Taking charge of the Red Cross

Randy Hutson is the new man at the helm of the American Red Cross Serving King & Kitsap Counties.

Hutson steps up as local chapter’s newest CEO.

Randy Hutson is the new man at the helm of the American Red Cross Serving King & Kitsap Counties.

Hutson, who calls Sammamish home, became the chief executive officer of the organization Sept. 1, but he’s not entirely new to the American Red Cross.

He previously served as the Red Cross’ chief operating officer and chief financial officer.

“I am honored to lead our local chapter. The Red Cross is an amazing organization that really makes a difference in people’s lives,” he said. “I look forward to working with our volunteers, staff and community partners in making the Greater Seattle area one of the most prepared communities in the country.”

We recently chatted with Hutson about his Red Cross roots, previous employment and goals for the organization.

Question: How did you first get involved with Red Cross?

Answer: Well, the roots of that go back quite a few years. I was in college in the 1970s and there was an earthquake in Nicaragua and one of my college chums actually went down there and helped out. That always stuck with me, that he was so selfless to go down there and do that. Then I entered the for-profit world and then I became the chief financial officer (for the local Red Cross) in 2002, so then over the years I grew into the chief operating officer position and now chief executive officer.

Q: What did you do before becoming involved with the Red Cross?

A: Immediately before coming here I was with Microsoft. Locally, I was with Spacelabs Healthcare and I did some work in the Silicon Valley before that. I’ve been here nearly 20 years. I moved here in 1991.

Q: Have you gotten the hang of your new role?

A: Well, it’s really busy. Honestly, there’s not a lot to learn because I’ve been here seven years. The transition hasn’t been so challenging.

I’d say some things that have gotten our attention now is the Green River situation if the Howard Hanson Dam fails. We’re expecting things will be a bigger-than-normal flood event, so we’re trying to prepare residents for that. That’s taken up a big percentage of my time, then there’s the H1N1 situation.

Those are the two sort of extraordinary things we’ve been dealing with the past two months, but that’s what we do.

Q: What do you like the most about working with the American Red Cross?

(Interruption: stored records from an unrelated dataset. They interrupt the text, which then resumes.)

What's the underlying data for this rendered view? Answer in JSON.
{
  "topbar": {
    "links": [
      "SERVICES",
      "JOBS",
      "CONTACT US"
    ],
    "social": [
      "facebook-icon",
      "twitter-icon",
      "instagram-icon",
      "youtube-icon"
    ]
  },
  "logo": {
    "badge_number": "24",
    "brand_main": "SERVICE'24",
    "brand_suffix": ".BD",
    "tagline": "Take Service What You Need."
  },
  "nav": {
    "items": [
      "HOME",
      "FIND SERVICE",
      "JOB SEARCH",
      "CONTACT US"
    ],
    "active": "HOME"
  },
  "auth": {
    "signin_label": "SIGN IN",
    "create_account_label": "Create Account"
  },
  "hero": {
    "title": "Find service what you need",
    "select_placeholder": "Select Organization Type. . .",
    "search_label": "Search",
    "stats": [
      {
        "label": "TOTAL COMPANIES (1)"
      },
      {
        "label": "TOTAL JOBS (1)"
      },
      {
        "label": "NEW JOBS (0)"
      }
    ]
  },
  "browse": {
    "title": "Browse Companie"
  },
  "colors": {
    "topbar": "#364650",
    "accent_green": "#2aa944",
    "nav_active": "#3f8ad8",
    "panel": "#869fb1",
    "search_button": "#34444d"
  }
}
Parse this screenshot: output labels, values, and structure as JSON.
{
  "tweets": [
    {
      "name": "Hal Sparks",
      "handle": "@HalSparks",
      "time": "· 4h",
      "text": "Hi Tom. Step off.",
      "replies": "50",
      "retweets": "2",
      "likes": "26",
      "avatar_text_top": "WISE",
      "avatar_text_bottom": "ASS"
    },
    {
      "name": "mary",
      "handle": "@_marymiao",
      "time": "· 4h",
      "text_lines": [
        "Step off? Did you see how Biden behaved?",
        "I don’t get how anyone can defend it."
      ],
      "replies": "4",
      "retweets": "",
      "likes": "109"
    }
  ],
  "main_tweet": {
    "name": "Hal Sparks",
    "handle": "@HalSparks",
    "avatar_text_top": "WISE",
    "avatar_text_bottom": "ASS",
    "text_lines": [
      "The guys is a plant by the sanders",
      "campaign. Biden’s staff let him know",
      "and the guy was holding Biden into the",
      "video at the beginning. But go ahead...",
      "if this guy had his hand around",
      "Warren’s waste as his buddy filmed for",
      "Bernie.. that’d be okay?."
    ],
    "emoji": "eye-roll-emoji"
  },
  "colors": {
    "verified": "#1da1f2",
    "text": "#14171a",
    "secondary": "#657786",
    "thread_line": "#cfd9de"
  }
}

A: After having been with some of the people that are affected by disasters and seeing up close and personal what we do affects people — it’s pretty heartening. It’s different being a profit-driven company from a mission-driven company. It’s a way to give back a little bit and make a little bit of a difference.

Q: What are your duties as CEO?

A: Well, first I’d say is to help set the strategies and direction. We have a mission certainly and we do things a little bit differently in each community. I also help do things as efficiently and effectively as possible. Fundraising — that’s an important part of it. I work with boards and organizations and we rely on nonprofits and other government partners. I try to help cultivate some of those relationships.

Q: How often do you come over to the Bremerton office?

A: I attend meetings in Bremerton every month, but I try to get over there more often. We like to say we’re not separated by a body of water, but connected by a body of water. I’ll actually be in Bremerton Saturday for a volunteer recognition event.

Q: Have you set any goals for yourself as CEO? Are there things you’d like to accomplish?

A: Helping us as a local chapter be more prominent and visible in the community. Too many people in our communities don’t think there’s offices in our communities.

In the current environment we’re in, fundraising is a high priority and we have to do our best with that.

Q: Would you like to see more Red Cross volunteers?

A: We’re made up of primarily volunteers who are our friends and neighbors. In the last fiscal year, our volunteers logged many hours — the equivalent of 87 full-time employees. We have about 1,500 volunteers and we only have 56 employees, so the volunteers are more than double the hours of our paid staff. We’re a little bit like the fire department in the sense that we got to have people up and ready to go.

We have a big need currently with this Green River flood potential. We expect that we’ll have to shelter a large number of people and we always need trained shelter operators.

We’re always turning over volunteers, so we’re always bringing in new people to replace the ones who move on. We like to give them a meaningful experience in their lives.